For an XR enthusiast like myself, it is always exciting when new hardware hits the market. There will always be the discussion whether this is an incremental improvement or more radical innovation, and voices in the XR community will always be left wanting more. I feel a lot of unfair and even irrelevant comparisons with the Quest 2 are being made, as I have also made clear throughout this review.  

What I feel is missing from the discussion is the future potential of the Quest Pro

What I feel is missing from the discussion is the future potential of the Quest Pro. For example, when the Quest 2 was launched, there was no hand-tracking supported. This was later added through software updates. The fact that the Quest Pro has a faster system-on-chip (SOC) in the XR2+ and even has dedicated SOC in each controller will allow for some really interesting future feature expansions. 

One thing that is missing to support the enterprise tag of the Quest Pro is Meta Quest for Business, which Meta has assured will be made available next year. This will allow enterprises to use the device without a Meta account, and even allowing IT departments to manage the device through mobile device management (MDM) tools like Intune. Once Meta Quest for Business launches, Meta can finally deliver the complete enterprise package, which in its current form fails to deliver. 

There is no denying that the Quest Pro is a great device for enthusiasts, prosumers, and larger enterprises wanting a durable, quality device with future proof sensors and features.
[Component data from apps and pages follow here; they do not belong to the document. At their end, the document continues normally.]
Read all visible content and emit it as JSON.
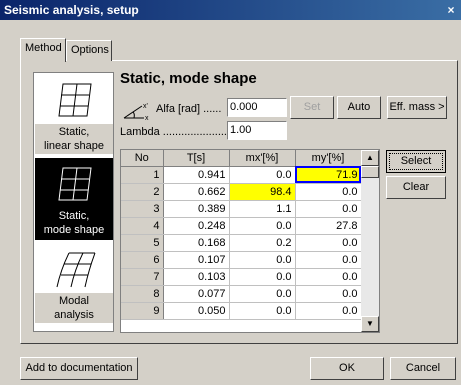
{
  "window": {
    "title": "Seismic analysis, setup",
    "close_glyph": "×"
  },
  "tabs": [
    {
      "label": "Method"
    },
    {
      "label": "Options"
    }
  ],
  "analysis_types": [
    {
      "label_line1": "Static,",
      "label_line2": "linear shape",
      "icon": "static-linear-frame-icon"
    },
    {
      "label_line1": "Static,",
      "label_line2": "mode shape",
      "icon": "static-mode-frame-icon"
    },
    {
      "label_line1": "Modal",
      "label_line2": "analysis",
      "icon": "modal-frame-icon"
    }
  ],
  "heading": "Static, mode shape",
  "alfa": {
    "label": "Alfa [rad] ......",
    "value": "0.000"
  },
  "lambda": {
    "label": "Lambda ......................",
    "value": "1.00"
  },
  "buttons": {
    "set": "Set",
    "auto": "Auto",
    "eff_mass": "Eff. mass >",
    "select": "Select",
    "clear": "Clear",
    "add_doc": "Add to documentation",
    "ok": "OK",
    "cancel": "Cancel"
  },
  "table": {
    "headers": [
      "No",
      "T[s]",
      "mx'[%]",
      "my'[%]"
    ],
    "rows": [
      [
        "1",
        "0.941",
        "0.0",
        "71.9"
      ],
      [
        "2",
        "0.662",
        "98.4",
        "0.0"
      ],
      [
        "3",
        "0.389",
        "1.1",
        "0.0"
      ],
      [
        "4",
        "0.248",
        "0.0",
        "27.8"
      ],
      [
        "5",
        "0.168",
        "0.2",
        "0.0"
      ],
      [
        "6",
        "0.107",
        "0.0",
        "0.0"
      ],
      [
        "7",
        "0.103",
        "0.0",
        "0.0"
      ],
      [
        "8",
        "0.077",
        "0.0",
        "0.0"
      ],
      [
        "9",
        "0.050",
        "0.0",
        "0.0"
      ]
    ]
  },
  "colors": {
    "highlight": "#ffff00",
    "selection_border": "#0000ff",
    "title_bar": "#0a246a"
  }
}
I cannot wait to start working with the device and see what we at SynergyXR and the XR community at large can develop for this exciting new device. But for now, most users will probably be content with what the Quest 2 has to offer.